Hugo Pinell in 2001
Hugo Pinell would go on to spend over 40 years in the solitary confinement units used to punish prisoners and break up their social, political, and religious organizations—indeed, Pinell was the longest held prisoner in solitary confinement in California, before recently being released into the general population. Despite the torturous conditions of solitary, Hugo remained steadfast politically, and tried to stay connected to people and struggle, inside and outside the prison. Hugo participated in the recent California Prison Hunger Strikes and was vocal supporter of prisoners’ 2011 Agreement To End Racial Hostilities. In his late 60s while on hunger strike, Hugo talked about his activism with journalist Kilu Nyasha:
I wasn’t prepared for a hunger strike, so I don’t know how well or how long I can hold on, but I had to participate…I don’t even think in terms of doing or saying something wrong, for that would strike against everything I live for: freedom, becoming a new man and the New World. So, Sis, this hunger strike provides me with an opportunity for change while also allowing me to be in concert with, and in support of, all those willing to risk their precious and valuable health. ….
Hugo Pinell- Rest in Power
August 13, 2015 by Claude Marks
We are saddened by the news of Hugo Pinell’s death. Hugo Pinell always expressed a strong spirit of resistance.
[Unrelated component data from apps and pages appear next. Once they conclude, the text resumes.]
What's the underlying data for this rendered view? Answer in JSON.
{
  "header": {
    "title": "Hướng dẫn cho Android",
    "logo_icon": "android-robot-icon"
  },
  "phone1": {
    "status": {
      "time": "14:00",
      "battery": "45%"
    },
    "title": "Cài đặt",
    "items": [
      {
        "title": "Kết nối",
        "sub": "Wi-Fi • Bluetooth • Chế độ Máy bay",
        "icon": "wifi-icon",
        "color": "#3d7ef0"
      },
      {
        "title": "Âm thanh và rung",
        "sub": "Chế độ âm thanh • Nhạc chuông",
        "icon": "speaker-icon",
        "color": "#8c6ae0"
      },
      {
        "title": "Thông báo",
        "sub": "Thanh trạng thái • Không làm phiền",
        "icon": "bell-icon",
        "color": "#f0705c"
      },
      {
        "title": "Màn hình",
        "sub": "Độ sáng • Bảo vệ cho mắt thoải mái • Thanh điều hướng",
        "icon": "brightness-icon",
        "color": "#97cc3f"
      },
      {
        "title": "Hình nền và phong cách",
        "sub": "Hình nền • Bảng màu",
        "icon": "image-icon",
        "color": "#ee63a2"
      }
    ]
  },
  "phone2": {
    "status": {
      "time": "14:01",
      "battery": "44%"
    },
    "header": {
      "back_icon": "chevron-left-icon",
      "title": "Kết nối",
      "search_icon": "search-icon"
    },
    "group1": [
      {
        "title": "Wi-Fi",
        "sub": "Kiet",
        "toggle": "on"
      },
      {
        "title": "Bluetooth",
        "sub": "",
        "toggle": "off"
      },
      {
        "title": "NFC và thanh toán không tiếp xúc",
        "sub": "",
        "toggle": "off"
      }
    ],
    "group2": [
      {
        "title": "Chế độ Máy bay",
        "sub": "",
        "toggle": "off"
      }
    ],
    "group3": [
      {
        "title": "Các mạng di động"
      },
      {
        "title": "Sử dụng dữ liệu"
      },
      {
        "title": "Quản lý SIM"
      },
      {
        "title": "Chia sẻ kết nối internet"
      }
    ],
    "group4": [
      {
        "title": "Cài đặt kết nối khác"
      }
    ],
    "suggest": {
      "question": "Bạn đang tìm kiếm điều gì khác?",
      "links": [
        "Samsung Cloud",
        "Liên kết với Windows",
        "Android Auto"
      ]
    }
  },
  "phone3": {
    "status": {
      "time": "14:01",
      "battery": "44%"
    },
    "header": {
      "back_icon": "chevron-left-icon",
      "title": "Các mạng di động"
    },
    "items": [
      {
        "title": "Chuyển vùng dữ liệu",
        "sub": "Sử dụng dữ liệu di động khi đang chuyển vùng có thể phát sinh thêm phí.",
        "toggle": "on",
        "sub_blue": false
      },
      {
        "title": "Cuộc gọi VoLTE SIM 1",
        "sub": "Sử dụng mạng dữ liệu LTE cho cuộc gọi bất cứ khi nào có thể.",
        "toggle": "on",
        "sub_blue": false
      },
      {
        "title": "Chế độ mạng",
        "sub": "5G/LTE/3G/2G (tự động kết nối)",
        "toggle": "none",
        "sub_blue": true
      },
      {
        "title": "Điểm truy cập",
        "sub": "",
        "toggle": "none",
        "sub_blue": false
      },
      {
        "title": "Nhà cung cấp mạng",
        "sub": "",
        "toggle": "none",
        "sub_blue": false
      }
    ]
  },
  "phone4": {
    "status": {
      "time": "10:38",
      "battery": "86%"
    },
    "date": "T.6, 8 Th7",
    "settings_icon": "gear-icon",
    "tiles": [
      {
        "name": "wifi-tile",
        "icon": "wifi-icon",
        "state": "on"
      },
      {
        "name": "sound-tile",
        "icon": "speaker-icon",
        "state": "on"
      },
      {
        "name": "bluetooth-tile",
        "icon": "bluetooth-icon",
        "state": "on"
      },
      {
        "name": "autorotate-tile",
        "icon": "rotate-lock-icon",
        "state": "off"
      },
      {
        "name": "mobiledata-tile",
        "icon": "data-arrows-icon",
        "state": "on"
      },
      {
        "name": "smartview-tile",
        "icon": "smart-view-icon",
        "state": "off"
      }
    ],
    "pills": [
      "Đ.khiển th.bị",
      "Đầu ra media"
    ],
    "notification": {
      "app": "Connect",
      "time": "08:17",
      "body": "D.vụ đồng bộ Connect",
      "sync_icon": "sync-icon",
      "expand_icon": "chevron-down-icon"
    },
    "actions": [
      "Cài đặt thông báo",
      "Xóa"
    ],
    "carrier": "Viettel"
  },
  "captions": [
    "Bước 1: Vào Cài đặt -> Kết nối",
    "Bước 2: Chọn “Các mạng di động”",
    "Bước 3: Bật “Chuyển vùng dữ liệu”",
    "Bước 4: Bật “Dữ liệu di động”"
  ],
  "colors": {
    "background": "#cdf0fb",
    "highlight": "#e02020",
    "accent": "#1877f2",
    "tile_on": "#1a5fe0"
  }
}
He worked tirelessly as an educator and activist to build racial solidarity inside of California’s prison system. ….
….As the California Prisons began to lock people up in long-term isolation and control unit facilities, Hugo was placed inside of the SHU (Secure Housing Unit) in prisons including Tehachapi, Corcoran and Pelican Bay. There, despite being locked in a cell for 23 hours a day, he continued to work for racial unity and an end to the torturous conditions and racially and politically motivated placement of people into the SHU. This work included his participation in the California Prison Hunger Strikes as well as supporting the Agreement to End Racial Hostilities in 2012.
At the time of his death, Hugo had been locked behind bars for 50 years yet his spirit was unbroken.
Please read the full writing, Hugo Pinell- Rest In Power
See Who are the San Quentin 6? flyer (from 1970’s) provided by Freedom Archives
Here is a link to the Freedom Archives San Quentin 6 collection
brief poem by Luis ‘Bato’ Talamantez
Hasta Siempre Hugo
And we are saddened
You when (it) should have
Counted for something and
What your long imprisoned
Life stood for
Now all your struggles
To be free have failed
And only death an
Inglorious and violent
At the hands of the
Cruel prison system
La Luta Continua
-Bato and the San Quentin 3
A short poem written by Hugo Pinell from a publication issued in 1995.
How long it takes,
Real Changes will come,
And the greatest personal reward
Lies in our involvement and contributions,
Even if it may appear that nothing significant
Or of impact really happened
During our times,
But it did,
Every sincere effort
Is as special as every human life
-Hugo Pinell (1995)